Research interests

As a working-class scholar, Matthew draws from a wide range of disciplines to study and challenge social inequalities. His research is centred on examining neoliberal political economy, its origins and associations with financialisation, and the class, gender and cultural dynamics of these processes. His work makes use of a variety of research methods, and cuts across social science scholarship in sociology, cultural studies, economics, politics, geography, and labour history.

Currently, Matthew's research interests lie in two main strands. The first strand focuses on the way politicians and the media utilise narratives to influence policy, particularly in moments of crises, and the consequences of these processes. The second, and more dominant, strand extends his enquires into social stratification processes within credit markets, and how they shape social inequalities.

Publications (selected)

Sparkes, M., Wang, S., and Wels, J. (2023). Debt, credit payment holidays, and their relationship with mental health during the COVID-19 pandemic in the United Kingdom. Society and Mental Health.

Wood, D., Ausserladscheider, V. and Sparkes, M. (2022). The manufactured crisis of COVID-Keynesianism in Britain, Germany and the USA. Cambridge Journal of Regions, Economy and Society, rsac030. 

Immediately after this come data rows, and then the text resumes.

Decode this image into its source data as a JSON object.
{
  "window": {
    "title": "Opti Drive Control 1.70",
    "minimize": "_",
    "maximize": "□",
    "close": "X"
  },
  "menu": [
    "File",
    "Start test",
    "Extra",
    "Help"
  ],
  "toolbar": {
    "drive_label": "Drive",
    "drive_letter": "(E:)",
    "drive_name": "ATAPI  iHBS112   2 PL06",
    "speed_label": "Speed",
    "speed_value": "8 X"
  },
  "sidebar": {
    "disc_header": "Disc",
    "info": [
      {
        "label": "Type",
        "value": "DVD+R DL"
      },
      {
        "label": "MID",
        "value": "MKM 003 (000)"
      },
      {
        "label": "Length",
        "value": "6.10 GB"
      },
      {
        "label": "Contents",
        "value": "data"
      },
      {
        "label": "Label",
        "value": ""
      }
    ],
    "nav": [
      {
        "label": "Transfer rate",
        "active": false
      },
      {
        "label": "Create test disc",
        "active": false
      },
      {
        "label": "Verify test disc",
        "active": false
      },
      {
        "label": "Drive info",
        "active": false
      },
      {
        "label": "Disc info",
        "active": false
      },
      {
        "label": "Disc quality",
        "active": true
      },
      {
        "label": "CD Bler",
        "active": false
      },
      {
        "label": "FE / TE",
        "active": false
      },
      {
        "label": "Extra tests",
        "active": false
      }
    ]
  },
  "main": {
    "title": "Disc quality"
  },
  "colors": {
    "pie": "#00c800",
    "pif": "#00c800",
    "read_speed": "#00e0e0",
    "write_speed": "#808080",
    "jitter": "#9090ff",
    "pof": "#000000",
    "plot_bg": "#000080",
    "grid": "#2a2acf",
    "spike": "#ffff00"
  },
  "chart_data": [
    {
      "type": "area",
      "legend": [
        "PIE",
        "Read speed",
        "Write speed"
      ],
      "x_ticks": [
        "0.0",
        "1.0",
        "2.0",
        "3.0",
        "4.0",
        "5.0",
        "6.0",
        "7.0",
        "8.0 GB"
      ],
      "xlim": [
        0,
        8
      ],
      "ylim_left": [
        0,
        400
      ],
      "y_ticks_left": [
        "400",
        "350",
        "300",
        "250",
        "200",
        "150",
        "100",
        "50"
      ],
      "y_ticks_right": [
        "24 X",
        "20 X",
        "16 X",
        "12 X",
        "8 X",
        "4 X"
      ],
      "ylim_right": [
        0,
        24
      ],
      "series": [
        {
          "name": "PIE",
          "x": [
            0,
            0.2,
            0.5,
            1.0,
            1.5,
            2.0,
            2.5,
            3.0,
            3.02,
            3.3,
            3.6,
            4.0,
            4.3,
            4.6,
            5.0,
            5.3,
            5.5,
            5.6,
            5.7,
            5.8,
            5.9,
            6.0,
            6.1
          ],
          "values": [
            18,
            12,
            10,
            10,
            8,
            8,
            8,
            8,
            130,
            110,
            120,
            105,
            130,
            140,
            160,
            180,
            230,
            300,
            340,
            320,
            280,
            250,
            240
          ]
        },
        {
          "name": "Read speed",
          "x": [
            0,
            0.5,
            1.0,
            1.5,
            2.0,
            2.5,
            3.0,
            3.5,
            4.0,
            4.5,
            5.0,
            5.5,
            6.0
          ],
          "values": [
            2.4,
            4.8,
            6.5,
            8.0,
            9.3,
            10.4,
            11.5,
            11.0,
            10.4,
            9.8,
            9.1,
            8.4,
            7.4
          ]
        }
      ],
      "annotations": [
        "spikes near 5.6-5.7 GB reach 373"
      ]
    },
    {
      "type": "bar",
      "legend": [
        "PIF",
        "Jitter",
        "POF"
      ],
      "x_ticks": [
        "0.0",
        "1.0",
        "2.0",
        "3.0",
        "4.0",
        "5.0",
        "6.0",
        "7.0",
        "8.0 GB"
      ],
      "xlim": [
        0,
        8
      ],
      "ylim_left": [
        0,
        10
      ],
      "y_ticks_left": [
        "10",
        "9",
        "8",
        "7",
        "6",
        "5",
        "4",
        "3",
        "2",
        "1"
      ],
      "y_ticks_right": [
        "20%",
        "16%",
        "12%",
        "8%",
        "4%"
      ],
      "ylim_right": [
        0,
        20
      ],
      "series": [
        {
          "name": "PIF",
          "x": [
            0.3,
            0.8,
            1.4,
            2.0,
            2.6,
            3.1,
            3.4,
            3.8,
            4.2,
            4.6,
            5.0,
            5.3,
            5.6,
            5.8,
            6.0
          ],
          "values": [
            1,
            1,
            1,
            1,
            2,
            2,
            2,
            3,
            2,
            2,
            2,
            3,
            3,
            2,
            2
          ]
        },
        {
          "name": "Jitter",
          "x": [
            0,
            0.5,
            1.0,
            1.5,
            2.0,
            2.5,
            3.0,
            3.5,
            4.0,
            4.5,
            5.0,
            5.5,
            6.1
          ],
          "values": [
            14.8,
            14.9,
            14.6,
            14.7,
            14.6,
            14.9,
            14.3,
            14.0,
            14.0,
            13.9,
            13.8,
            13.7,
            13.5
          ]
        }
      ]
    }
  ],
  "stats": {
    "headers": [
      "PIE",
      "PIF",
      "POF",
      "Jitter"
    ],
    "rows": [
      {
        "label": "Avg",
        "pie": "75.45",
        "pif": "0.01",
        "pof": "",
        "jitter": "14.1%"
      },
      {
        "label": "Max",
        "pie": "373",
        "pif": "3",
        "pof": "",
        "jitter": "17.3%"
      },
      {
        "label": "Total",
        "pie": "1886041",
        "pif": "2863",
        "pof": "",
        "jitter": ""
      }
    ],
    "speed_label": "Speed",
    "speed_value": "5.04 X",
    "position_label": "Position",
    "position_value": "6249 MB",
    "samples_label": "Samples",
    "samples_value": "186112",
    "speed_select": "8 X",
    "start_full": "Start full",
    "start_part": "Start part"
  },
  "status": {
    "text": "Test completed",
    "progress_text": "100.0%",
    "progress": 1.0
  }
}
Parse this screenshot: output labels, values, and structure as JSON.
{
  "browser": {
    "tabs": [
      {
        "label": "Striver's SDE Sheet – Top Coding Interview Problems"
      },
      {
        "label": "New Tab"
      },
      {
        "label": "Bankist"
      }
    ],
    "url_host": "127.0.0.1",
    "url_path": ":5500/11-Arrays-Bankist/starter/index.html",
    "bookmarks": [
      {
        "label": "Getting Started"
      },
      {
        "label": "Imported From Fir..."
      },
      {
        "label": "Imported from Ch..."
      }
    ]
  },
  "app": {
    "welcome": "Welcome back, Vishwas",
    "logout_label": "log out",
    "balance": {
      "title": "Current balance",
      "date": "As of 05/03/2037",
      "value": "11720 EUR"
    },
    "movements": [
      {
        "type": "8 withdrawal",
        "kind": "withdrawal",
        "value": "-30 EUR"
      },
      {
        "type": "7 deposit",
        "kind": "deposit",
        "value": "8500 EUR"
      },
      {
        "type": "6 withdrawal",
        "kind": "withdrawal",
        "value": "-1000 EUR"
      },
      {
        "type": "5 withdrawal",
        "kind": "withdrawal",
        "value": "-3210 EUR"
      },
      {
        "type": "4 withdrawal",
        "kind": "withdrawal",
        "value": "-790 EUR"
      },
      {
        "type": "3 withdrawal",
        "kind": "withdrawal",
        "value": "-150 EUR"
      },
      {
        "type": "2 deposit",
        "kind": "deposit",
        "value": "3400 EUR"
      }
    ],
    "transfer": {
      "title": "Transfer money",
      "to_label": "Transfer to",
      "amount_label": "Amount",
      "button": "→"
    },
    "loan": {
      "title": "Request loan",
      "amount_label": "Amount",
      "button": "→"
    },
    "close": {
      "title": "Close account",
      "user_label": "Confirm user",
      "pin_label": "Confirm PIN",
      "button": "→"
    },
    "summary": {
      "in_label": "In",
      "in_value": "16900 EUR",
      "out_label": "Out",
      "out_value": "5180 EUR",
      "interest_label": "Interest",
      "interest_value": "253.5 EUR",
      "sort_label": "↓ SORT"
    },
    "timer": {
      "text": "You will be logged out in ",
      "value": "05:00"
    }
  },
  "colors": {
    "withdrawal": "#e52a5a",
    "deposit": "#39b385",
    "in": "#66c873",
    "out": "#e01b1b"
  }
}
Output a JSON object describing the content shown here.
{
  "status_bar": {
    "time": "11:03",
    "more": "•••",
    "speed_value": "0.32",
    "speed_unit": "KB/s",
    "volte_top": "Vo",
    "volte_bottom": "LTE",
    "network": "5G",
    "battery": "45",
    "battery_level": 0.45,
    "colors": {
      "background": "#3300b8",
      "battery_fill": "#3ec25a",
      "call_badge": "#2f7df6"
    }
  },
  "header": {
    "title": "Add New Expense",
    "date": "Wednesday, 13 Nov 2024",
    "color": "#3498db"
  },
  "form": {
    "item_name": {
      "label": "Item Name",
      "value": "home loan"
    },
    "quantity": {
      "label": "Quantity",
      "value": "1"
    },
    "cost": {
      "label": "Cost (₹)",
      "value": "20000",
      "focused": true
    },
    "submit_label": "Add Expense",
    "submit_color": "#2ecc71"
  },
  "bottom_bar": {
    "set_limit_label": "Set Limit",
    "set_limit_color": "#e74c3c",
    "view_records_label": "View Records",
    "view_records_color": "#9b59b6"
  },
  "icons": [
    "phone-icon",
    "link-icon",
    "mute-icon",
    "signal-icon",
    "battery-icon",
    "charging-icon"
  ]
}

Sparkes, M. (2020). 'I just felt responsible for my debts': Debt stigma and class(ificatory) exploitation. In J. Gardener, M. Grey, K. Moser (Eds.). Debt and Austerity: Implications of the Financial Crisis. London: Elgar Publishing.

Sparkes, M. and Wood, J. (2020). The political economy of household debt and the Keynesian policy paradigm. New Political Economy

Sparkes, M. (2019). Borrowed identities: class(ification), inequality, and the role of credit-debt in class making and struggle. The Sociological Review

Sparkes, M., Gumy, J. and Burchell, B. (2017), “Debt: Beyond Homo Economicus”, in A. Lewis (ed), Cambridge Handbook of Psychology and Economic Behaviour (Second Edition), pp. 198-233, Cambridge: Cambridge University Press.

Sparkes, M. (2016). Teaching through leadership. The Sociology Teacher, 5(3), 10-15